EVERETT — A band of state lawmakers is coming to Everett on Tuesday in search of opinions on the best ways to pay for Washington schools.
Lawmakers are hoping parents, teachers and taxpayers will offer their ideas on how the state can meet its constitutional mandate to cover the cost of basic education in Washington and to do so by a 2018 deadline set by the state Supreme Court.
The two-hour forum will begin at 5 p.m. in the Everett School District offices at 3900 Broadway.
Everett will be the second stop on a seven-city listening tour for members of the Senate Early Learning and K-12 Education Committee. The first took place in Vancouver on Sept. 30 and the last is set for Oct. 27 in Yakima.
The Supreme Court, in the McCleary case, ordered the state to cover the cost of a basic education for public school students by the 2017-18 school year. In its decision, the court also directed the state to provide enough funding so that school districts no longer need to rely so heavily on local property tax levies to pay for salaries and operations.
On Aug. 13, justices started fining the state $100,000 a day until they get a plan from lawmakers showing how that deadline will be met,
On Tuesday, education committee staff will outline proposals under consideration to reduce school districts’ reliance on local property tax levies to help pay teachers and administrators. One of those is a Senate bill to shift the financial burden onto state’s property tax. This approach, known as a levy swap, requires increasing the state’s property tax rate.
Also, there will be discussion of whether the method of setting and negotiating teacher salaries needs changing if the state winds up covering most of the cost.

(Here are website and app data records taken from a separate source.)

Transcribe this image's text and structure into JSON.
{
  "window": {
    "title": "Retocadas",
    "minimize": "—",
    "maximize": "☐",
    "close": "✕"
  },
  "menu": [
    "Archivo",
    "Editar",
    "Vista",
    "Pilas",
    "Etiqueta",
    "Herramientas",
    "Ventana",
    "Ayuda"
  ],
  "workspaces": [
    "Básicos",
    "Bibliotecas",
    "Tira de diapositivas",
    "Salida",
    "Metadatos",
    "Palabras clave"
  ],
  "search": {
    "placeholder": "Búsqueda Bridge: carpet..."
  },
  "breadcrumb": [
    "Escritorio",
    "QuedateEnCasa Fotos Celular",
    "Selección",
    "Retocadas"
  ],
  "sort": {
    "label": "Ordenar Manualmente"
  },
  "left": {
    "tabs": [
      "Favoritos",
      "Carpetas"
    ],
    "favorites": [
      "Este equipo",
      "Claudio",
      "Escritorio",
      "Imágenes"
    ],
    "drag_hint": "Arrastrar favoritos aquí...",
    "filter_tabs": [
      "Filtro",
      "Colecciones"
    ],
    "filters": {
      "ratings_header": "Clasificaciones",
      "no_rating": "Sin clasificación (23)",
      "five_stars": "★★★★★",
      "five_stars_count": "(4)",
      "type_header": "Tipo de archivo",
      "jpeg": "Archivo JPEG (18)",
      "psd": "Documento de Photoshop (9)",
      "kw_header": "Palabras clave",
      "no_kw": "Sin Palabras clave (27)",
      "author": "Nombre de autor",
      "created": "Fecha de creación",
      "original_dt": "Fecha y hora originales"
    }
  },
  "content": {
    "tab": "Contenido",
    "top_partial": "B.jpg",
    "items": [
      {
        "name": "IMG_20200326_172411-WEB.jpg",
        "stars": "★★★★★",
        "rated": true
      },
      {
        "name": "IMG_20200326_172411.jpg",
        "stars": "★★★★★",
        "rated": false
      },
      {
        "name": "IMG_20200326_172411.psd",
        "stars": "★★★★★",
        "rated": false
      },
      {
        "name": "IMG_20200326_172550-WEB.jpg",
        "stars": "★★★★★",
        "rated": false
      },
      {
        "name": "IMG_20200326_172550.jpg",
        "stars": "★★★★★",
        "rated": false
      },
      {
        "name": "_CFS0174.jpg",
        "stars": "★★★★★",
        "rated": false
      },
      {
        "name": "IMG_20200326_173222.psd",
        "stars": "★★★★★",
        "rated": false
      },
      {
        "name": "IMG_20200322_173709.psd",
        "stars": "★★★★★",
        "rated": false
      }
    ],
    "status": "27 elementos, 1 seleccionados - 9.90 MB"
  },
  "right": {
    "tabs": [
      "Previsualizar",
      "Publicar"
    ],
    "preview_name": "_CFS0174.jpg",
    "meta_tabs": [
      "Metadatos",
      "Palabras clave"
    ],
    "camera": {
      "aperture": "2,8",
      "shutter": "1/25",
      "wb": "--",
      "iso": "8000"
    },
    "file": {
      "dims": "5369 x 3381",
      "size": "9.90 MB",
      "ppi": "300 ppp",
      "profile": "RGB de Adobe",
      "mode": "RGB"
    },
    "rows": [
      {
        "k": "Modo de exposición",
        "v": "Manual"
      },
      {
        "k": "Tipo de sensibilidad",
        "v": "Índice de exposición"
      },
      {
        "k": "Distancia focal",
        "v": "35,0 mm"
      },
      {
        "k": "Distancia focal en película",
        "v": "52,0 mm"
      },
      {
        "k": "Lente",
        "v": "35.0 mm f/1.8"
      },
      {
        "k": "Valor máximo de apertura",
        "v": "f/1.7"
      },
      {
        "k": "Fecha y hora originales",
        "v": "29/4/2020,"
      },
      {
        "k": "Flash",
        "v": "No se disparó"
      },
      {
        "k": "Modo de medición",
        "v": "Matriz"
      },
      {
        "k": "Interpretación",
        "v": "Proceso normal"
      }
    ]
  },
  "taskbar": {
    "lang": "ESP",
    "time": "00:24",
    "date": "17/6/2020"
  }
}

Representatives of teacher unions, parent organizations and statewide associations of superintendents and school district directors are being asked to share their views and then it will be opened up for public comment.
Jared Kink, president of the Everett Education Association which represents roughly 1,100 teachers in the Everett School District, and David Iseminger of the Lake Stevens School Board are among those expected to speak.
“There’s an overreliance on levies now because they haven’t provided a compensation schedule that attracts and retains quality teachers,” Kink said. “Swapping one pot of money for another and saying there’s more is a failed policy from the start.”
Meanwhile, on Wednesday, Gov. Jay Inslee and members of the House and Senate from each party caucus will meet behind closed doors to tackle similar questions. This will be the second meeting of the so-called McCleary work group.
The goal is to fashion a plan to improve the quality of education and ensure ample funding for schools, Inslee said Thursday. If they accomplish that it should help persuade the Supreme Court to lift its sanction, he said.
If Democratic and Republican leaders reach agreement on such a plan by mid-November, Inslee has said he’ll call them into special session to approve it.
Jerry Cornfield: 360-352-8623; firstname.lastname@example.org.